### [What is expected]
Select the lines below containing the word "this".

=== Records provided ===

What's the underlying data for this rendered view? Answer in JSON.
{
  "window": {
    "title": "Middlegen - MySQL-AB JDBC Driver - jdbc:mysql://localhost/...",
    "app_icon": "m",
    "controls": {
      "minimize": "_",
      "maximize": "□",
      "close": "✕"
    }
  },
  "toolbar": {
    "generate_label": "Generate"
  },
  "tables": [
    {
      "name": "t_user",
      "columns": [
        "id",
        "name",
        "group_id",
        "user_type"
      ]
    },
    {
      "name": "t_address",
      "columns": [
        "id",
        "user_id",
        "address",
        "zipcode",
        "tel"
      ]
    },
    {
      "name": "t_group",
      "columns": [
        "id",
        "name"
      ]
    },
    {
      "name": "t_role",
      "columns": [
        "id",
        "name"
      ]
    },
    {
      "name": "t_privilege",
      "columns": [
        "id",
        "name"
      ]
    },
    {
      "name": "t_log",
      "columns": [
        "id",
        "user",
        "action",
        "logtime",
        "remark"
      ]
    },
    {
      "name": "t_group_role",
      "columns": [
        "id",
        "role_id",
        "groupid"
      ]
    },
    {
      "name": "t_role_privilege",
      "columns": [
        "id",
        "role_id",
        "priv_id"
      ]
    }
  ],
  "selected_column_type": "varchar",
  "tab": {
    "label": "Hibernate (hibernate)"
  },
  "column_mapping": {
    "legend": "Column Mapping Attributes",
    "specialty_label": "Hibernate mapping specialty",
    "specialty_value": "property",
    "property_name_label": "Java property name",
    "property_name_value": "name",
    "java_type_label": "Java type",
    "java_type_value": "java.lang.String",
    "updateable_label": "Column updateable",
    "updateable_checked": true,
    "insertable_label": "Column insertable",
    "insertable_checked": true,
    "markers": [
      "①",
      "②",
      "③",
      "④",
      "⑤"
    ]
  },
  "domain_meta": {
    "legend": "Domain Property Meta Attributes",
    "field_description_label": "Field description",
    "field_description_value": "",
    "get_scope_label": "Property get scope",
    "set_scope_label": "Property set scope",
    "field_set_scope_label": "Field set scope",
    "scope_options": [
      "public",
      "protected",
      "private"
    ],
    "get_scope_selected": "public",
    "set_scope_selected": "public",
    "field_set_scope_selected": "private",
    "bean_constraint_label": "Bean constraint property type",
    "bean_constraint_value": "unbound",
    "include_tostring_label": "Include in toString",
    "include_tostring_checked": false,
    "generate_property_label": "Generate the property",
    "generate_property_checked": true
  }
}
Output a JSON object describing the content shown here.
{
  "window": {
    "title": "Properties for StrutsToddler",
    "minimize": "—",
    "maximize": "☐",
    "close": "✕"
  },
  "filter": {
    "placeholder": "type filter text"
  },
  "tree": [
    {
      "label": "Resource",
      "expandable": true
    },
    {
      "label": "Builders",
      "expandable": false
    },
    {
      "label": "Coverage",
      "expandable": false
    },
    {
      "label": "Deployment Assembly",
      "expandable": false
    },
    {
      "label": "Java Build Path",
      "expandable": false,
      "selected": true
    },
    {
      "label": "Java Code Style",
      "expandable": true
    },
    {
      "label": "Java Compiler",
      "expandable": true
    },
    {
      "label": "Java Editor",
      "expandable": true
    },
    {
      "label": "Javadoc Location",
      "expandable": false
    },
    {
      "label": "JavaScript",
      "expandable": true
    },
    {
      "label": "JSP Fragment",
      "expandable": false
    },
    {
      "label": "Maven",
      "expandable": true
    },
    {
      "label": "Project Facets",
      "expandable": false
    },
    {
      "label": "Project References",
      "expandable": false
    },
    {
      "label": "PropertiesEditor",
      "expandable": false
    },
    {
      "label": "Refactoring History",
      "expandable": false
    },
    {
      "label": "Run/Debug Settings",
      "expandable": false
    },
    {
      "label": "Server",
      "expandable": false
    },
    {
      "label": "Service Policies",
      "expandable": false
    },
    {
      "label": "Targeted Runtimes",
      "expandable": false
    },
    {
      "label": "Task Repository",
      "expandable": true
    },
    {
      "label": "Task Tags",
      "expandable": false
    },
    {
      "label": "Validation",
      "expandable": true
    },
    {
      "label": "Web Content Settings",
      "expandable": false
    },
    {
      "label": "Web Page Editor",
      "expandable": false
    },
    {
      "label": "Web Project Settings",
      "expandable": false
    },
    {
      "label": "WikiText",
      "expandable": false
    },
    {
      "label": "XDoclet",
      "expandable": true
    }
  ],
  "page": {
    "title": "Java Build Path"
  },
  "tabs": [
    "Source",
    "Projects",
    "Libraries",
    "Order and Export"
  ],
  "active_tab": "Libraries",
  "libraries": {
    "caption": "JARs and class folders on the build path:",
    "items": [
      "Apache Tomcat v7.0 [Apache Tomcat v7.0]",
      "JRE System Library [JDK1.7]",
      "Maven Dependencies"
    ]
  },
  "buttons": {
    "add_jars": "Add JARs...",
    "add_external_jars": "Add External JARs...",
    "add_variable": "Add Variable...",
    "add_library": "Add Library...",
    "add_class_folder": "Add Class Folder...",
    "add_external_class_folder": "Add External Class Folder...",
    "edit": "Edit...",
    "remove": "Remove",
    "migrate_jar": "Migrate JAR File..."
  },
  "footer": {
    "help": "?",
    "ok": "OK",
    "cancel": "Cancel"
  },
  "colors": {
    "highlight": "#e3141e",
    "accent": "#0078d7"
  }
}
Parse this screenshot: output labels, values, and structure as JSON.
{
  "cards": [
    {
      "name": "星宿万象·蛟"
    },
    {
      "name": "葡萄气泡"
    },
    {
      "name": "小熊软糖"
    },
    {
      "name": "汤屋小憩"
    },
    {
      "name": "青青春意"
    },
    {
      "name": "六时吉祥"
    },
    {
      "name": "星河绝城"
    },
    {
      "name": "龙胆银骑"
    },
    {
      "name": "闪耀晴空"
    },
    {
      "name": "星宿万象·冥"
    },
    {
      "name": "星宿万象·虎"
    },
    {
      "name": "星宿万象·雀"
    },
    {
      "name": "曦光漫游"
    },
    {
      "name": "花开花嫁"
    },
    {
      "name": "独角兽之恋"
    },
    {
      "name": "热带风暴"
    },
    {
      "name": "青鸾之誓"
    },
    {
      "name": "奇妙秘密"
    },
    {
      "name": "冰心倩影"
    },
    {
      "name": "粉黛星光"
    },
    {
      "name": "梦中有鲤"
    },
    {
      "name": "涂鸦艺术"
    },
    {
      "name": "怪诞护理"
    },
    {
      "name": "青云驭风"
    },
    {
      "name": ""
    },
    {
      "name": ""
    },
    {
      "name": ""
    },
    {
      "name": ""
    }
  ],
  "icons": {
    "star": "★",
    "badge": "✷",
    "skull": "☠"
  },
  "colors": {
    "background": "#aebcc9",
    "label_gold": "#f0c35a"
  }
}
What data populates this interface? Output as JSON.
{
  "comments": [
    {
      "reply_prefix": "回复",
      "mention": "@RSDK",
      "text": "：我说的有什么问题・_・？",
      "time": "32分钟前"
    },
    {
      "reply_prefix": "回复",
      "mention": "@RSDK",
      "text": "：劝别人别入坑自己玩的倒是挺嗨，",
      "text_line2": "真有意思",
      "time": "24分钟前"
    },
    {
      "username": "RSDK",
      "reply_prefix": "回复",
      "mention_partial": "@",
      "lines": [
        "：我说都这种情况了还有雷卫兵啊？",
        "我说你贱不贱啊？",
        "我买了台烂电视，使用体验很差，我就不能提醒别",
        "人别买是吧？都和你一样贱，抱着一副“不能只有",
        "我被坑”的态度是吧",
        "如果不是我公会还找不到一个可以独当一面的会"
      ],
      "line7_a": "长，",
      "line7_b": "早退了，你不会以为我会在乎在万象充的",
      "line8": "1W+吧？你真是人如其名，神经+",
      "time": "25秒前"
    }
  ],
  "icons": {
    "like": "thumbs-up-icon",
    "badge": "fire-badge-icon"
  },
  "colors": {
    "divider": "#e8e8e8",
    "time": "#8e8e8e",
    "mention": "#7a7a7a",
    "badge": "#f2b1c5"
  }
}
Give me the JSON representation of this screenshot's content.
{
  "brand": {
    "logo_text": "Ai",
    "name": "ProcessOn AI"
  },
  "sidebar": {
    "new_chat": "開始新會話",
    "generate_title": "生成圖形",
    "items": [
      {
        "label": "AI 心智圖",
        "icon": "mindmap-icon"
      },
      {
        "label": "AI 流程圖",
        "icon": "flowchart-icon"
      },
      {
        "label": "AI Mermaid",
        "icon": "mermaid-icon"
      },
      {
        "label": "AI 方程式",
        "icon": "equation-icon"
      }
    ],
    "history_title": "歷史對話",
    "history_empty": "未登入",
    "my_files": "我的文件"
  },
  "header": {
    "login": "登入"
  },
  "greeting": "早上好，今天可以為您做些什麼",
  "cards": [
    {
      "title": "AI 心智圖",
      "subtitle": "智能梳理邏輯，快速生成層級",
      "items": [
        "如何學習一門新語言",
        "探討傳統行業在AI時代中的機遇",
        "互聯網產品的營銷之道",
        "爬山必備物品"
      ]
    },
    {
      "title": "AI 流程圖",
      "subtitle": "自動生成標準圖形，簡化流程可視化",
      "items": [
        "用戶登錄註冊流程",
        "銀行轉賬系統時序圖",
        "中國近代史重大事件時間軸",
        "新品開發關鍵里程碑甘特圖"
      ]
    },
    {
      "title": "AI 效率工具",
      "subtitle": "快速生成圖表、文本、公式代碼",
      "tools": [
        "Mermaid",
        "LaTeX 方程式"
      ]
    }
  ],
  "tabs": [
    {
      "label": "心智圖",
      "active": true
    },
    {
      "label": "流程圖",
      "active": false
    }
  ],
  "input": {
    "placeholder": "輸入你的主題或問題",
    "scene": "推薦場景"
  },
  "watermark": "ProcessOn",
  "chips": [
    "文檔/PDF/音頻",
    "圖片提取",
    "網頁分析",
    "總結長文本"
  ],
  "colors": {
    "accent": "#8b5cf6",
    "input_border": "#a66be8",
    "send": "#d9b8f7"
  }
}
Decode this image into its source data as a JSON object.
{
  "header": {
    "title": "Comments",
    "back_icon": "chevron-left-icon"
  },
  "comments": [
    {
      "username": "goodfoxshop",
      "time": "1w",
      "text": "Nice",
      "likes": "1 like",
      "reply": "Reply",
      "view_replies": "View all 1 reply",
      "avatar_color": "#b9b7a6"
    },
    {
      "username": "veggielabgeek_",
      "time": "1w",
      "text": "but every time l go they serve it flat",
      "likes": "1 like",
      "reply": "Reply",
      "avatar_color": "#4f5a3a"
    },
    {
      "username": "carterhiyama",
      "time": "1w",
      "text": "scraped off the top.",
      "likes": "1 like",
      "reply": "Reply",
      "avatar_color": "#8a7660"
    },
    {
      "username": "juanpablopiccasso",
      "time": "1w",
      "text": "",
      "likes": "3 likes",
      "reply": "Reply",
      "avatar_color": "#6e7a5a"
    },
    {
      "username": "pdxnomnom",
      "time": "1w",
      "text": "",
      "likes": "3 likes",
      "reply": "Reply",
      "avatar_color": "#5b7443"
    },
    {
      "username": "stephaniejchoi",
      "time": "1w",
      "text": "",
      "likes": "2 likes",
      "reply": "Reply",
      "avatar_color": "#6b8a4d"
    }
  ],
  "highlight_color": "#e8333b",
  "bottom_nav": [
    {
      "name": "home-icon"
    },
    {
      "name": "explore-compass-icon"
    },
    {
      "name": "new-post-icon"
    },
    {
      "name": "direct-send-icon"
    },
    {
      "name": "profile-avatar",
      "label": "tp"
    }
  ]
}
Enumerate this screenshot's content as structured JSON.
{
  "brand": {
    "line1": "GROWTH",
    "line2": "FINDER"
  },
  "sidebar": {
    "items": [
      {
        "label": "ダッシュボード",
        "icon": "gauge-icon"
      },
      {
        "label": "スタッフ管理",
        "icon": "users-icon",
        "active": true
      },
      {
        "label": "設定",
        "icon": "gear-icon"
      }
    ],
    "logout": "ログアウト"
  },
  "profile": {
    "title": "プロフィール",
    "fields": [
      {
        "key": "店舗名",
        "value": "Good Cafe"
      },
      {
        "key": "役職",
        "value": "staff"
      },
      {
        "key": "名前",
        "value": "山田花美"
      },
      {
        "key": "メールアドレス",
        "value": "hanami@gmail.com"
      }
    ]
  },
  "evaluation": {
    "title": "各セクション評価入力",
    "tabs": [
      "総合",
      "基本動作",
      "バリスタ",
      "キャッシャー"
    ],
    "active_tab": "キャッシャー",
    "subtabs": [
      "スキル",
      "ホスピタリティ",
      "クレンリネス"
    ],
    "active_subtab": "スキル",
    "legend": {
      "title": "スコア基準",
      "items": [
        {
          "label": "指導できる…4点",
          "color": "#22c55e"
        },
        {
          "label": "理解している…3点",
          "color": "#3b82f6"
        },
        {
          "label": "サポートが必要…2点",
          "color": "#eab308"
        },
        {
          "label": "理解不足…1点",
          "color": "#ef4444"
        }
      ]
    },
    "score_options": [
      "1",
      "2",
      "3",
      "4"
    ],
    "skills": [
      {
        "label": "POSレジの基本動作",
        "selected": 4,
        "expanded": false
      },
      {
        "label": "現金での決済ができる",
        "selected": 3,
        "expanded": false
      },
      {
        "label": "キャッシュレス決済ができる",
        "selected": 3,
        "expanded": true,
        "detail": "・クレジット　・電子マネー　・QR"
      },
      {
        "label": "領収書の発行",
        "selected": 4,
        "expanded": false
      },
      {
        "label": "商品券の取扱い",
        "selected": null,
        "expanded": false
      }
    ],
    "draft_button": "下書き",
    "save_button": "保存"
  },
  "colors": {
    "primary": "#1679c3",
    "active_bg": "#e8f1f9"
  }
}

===

### [Reply]
What's the underlying data for this rendered view? Answer in JSON.
Parse this screenshot: output labels, values, and structure as JSON.
What data populates this interface? Output as JSON.
Give me the JSON representation of this screenshot's content.
Decode this image into its source data as a JSON object.
Enumerate this screenshot's content as structured JSON.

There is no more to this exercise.